[Opening DATASET ENTRIES section]
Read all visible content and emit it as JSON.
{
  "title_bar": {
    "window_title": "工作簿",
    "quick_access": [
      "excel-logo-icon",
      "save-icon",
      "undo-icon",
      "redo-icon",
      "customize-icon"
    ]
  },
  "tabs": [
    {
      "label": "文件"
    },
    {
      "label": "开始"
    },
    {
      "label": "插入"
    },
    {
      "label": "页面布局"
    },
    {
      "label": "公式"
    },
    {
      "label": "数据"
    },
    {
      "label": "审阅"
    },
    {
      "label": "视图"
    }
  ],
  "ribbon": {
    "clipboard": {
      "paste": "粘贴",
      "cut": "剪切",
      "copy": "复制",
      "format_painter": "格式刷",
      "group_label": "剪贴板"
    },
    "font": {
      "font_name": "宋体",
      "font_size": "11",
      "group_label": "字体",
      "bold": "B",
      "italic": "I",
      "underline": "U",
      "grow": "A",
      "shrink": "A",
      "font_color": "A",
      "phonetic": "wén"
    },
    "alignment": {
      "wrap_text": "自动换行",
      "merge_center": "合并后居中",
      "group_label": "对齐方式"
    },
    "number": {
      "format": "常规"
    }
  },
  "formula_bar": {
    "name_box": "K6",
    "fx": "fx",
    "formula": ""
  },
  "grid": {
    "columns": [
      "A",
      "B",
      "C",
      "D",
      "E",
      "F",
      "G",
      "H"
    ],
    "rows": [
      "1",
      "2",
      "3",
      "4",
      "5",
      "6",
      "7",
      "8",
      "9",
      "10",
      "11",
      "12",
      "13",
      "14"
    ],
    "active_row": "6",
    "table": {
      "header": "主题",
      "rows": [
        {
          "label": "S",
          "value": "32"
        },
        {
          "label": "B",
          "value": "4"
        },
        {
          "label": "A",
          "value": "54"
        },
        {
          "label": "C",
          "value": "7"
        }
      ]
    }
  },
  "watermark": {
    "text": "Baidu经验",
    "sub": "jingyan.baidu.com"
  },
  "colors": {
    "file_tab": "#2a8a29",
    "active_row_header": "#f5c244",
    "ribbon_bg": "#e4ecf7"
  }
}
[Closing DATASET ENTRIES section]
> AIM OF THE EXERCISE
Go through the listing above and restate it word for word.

> YOUR SOLUTION
Read all visible content and emit it as JSON.
{
  "title_bar": {
    "window_title": "工作簿",
    "quick_access": [
      "excel-logo-icon",
      "save-icon",
      "undo-icon",
      "redo-icon",
      "customize-icon"
    ]
  },
  "tabs": [
    {
      "label": "文件"
    },
    {
      "label": "开始"
    },
    {
      "label": "插入"
    },
    {
      "label": "页面布局"
    },
    {
      "label": "公式"
    },
    {
      "label": "数据"
    },
    {
      "label": "审阅"
    },
    {
      "label": "视图"
    }
  ],
  "ribbon": {
    "clipboard": {
      "paste": "粘贴",
      "cut": "剪切",
      "copy": "复制",
      "format_painter": "格式刷",
      "group_label": "剪贴板"
    },
    "font": {
      "font_name": "宋体",
      "font_size": "11",
      "group_label": "字体",
      "bold": "B",
      "italic": "I",
      "underline": "U",
      "grow": "A",
      "shrink": "A",
      "font_color": "A",
      "phonetic": "wén"
    },
    "alignment": {
      "wrap_text": "自动换行",
      "merge_center": "合并后居中",
      "group_label": "对齐方式"
    },
    "number": {
      "format": "常规"
    }
  },
  "formula_bar": {
    "name_box": "K6",
    "fx": "fx",
    "formula": ""
  },
  "grid": {
    "columns": [
      "A",
      "B",
      "C",
      "D",
      "E",
      "F",
      "G",
      "H"
    ],
    "rows": [
      "1",
      "2",
      "3",
      "4",
      "5",
      "6",
      "7",
      "8",
      "9",
      "10",
      "11",
      "12",
      "13",
      "14"
    ],
    "active_row": "6",
    "table": {
      "header": "主题",
      "rows": [
        {
          "label": "S",
          "value": "32"
        },
        {
          "label": "B",
          "value": "4"
        },
        {
          "label": "A",
          "value": "54"
        },
        {
          "label": "C",
          "value": "7"
        }
      ]
    }
  },
  "watermark": {
    "text": "Baidu经验",
    "sub": "jingyan.baidu.com"
  },
  "colors": {
    "file_tab": "#2a8a29",
    "active_row_header": "#f5c244",
    "ribbon_bg": "#e4ecf7"
  }
}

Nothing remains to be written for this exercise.